Belarus: Support to the judicial reform in the Republic of Belarus
The Project “Supporting implementation of the judicial reform in Belarus” was implemented by the Council of Europe from 1 September 2017 to 31 December 2018.
The project was aimed at providing assistance to the national authorities in improving mediation and the judicial system in order to provide a better forum for the resolution of civil disputes.

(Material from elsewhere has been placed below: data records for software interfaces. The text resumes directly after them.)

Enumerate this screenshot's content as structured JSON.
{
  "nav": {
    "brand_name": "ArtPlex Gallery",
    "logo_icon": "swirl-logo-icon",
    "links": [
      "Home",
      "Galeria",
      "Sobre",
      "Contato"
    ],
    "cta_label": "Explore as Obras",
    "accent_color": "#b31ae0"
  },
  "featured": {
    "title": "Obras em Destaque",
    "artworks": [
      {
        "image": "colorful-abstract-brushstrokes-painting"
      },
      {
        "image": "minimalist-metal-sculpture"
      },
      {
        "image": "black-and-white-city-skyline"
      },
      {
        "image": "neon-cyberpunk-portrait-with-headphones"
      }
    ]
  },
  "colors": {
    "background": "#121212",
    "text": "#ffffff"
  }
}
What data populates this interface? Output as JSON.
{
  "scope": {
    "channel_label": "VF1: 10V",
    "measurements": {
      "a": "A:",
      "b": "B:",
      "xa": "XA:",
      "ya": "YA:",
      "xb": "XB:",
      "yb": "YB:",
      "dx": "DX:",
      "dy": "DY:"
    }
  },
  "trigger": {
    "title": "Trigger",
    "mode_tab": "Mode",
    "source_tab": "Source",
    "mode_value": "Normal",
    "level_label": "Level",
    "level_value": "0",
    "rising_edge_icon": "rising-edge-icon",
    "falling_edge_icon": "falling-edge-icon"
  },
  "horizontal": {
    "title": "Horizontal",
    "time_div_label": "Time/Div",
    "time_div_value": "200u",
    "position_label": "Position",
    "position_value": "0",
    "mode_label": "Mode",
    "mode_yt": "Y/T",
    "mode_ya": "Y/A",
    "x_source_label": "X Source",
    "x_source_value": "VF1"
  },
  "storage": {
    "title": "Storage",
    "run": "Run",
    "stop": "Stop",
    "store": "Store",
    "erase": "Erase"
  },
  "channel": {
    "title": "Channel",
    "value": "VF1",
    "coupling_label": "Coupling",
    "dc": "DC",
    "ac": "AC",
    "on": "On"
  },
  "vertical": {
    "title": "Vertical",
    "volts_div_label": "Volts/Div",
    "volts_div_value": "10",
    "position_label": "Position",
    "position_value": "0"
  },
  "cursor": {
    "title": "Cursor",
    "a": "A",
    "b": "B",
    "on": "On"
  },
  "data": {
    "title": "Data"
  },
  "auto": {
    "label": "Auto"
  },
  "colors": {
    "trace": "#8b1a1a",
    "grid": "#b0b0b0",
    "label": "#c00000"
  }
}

It was also aimed at contributing to the Council of Europe’s (CoE) efforts to maintain political dialogue with the authorities of Belarus, to ensure a stronger involvement of Belarus in the common European legal space and lead eventually to a rapprochement and accession of Belarus to the CoE on the basis of the Organisation’s values and principles, as envisaged by Action Plan for Belarus and PACE and CM documents on Belarus.
The project provided recommendations concerning the possible ways to improve mediation in Belarus, contributed to a better understanding by the authorities of the requirements of Article 6 of the European Convention on Human Rights, and to the familiarization of judges, including court presidents, with CoE standards and good practices which will enable them to carry out their functions more efficiently.
Trust and a good working relationship were established between the CoE team and the national authorities, which lay basis for more efficient co-operation in the future, namely within the framework of the new project concerning judiciary and mediation in Belarus which is a part of the PGG II action starting on 1 January 2019 and ending on 31 December 2020.
Activities aimed at building capacity of the judiciary
In co-operation with the Supreme Court, the project organised a seminar on European standards concerning the length of proceedings in non-criminal cases on 14 September 2018 in Minsk for a group of 50 civil court judges.
A study visit to Strasbourg was organised by the project team in November 2018 for a group of ten Belarusian court presidents, which included presidents of town, district and appeal courts. The presidents were familiarised with the work of CoE bodies related to the judiciary and CoE standards relating to the work of court presidents, in particular, CCJE Opinion No. 19.
Further, an international expert prepared a study on use of the notion of “criminal misdeameanour” in different jurisdictions and its compliance with Article 6 of ECHR, including reasonable length requirements. The study was presented on 4 December 2018 in Minsk at a round table organised jointly by the CoE and the Supreme Court. The round table was attended by representatives of the Supreme Court, the Prosecutor General’s Office and the Investigative Committee. The participants highly appreciated the information contained in the study and agreed to take it into consideration when deciding whether the notion of “criminal misdeameanour” should be introduced into the legislation of Belarus.
On 19 December 2018, a conference was organised in Minsk on Article 6 requirements, with a special emphasis on reasonable length requirements. The conference was jointly organized by the project and the Supreme Court and was attended by 50 Supreme Court judges. A very positive feedback was received from the Supreme Court and the Ministry of Foreign Affairs.
Activities aimed at improving mediation in Belarus
On 27 July 2018 the project organised a meeting in Minsk between the working group and two international experts on mandatory mediation. Members of the working group found the information received during the visit and the meeting to be very useful and agreed to take it into account while preparing the mediation reform.
In September 2018, an international expert carried out a needs assessment mission to Minsk. The expert provided a report describing the existing situation with mediation and proposed suggestions for further improvement. The expert’s report was presented and discussed at a round table in Minsk on 23 November 2018. The mediators and the Ministry of Justice highly appreciated the report and agreed to take the consultant’s proposals into consideration while developing the concept of a future reform aimed at improving mediation in Belarus.
Following the expert’s recommendations, in November 2018 the project organised a study visit to Italy for a working group preparing the new draft legislation on mediation, including elements of mandatory mediation. Italy was chosen for the study visit because it has the most advanced mandatory mediation system in Europe.